Goodbye Pinelands

Tomorrow I head back north, and I may be leaving the pinelands for a while.  It’s been a terrific summer.

I’ve spent the last month or so filming frantically and not producing much, so this fall I will be continuing to post on this blog more than ever.  I’m excited to take a breather from gathering footage, so I can review what I have, do some serious research, and start writing more.  But for now, it’s time to say goodbye and go for a nice long drive.


(Screen)shot of the day

A clerid attacks and subdues a Southern Pine Beetle. Zoomed-in screenshot.

It’s just as Boving and Champlain described (see the meet the beetles post below).  Again (I like this quote):

“The Clerid remains motionless until a wandering Scolytoid or some other insect approaches close enough. Then running with a rapidity that resembles a leap, it seizes the prey. Grasping it with the front and middle pair of legs and holding on to the bark by the hind pair, sometimes balanced by the tip of the abdomen against the bark, it proceeds to feed. With its strong jaws it breaks the chitin or separates the segments and feeds upon the soft tissue and viscera within.”

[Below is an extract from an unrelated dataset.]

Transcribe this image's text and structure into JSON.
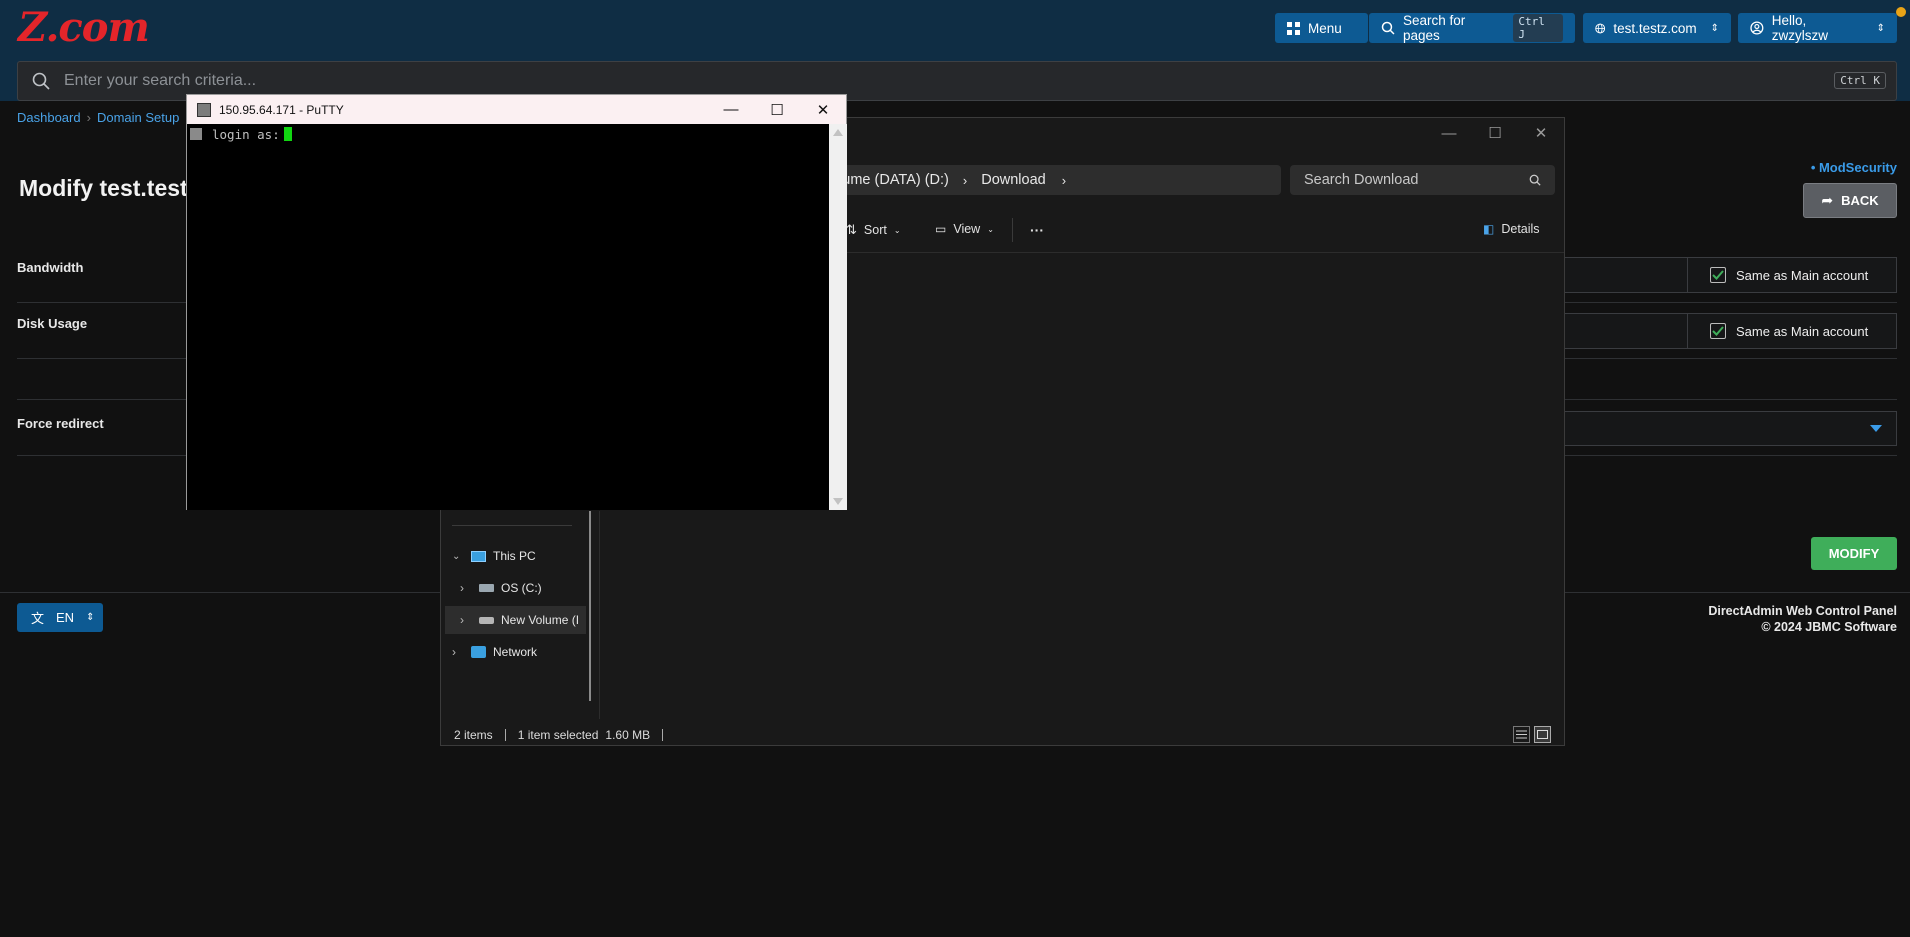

Chewing Wood

Here is a short timelapse (900x speed) of a Southern Pine Beetle chewing through some phloem and eventually burrowing into it and towards the outer bark.

This is actually not quite what I was hoping for.  The idea was to put a beetle onto a piece of bark squeezed between two pieces of plexiglass (“phloem sandwich” – apparently a well established technique) and wait for the beetle to burrow through the bark to the phloem and make a gallery there for us to observe.  Unfortunately, my phloem sandwich skills are currently poor, so this beetle found a way to get around my bark to the phloem.  Fortunately, though, then it started chewing a bit and burrowing into the phloem so I could get a little bit of observational footage of the burrowing.  Hopefully next time I can get the phloem sandwich set up well so we can see some more realistic gallery burrowing.

A day in the field

Today was the first time in a while I spent a whole day at a beetle spot filming.  I had fun, went a little crazy, and got some decent shots of the whole cast.  Here are a few moments from the day:

Temnochila virescens on the prowl. Freeze frame.

Thanasimus dubius courting? I don’t think they’re quite mating. Freeze frame.

Dendroctonus frontalis ready to fly. Freeze frame.

Homo sapiens in desperate need of a shower. Time-delayed photo.




An unrelated video of a spider

Yesterday we were in the field emptying beetle traps when we saw a cool funnel web leading into the ground.  We played around a bit and got the spider to come out and grab a cricket.  Here’s the very short edit of that moment:

I think it’s a wolf spider / funnel-web spider, but I don’t really know to much about spiders, so take that with a grain of salt.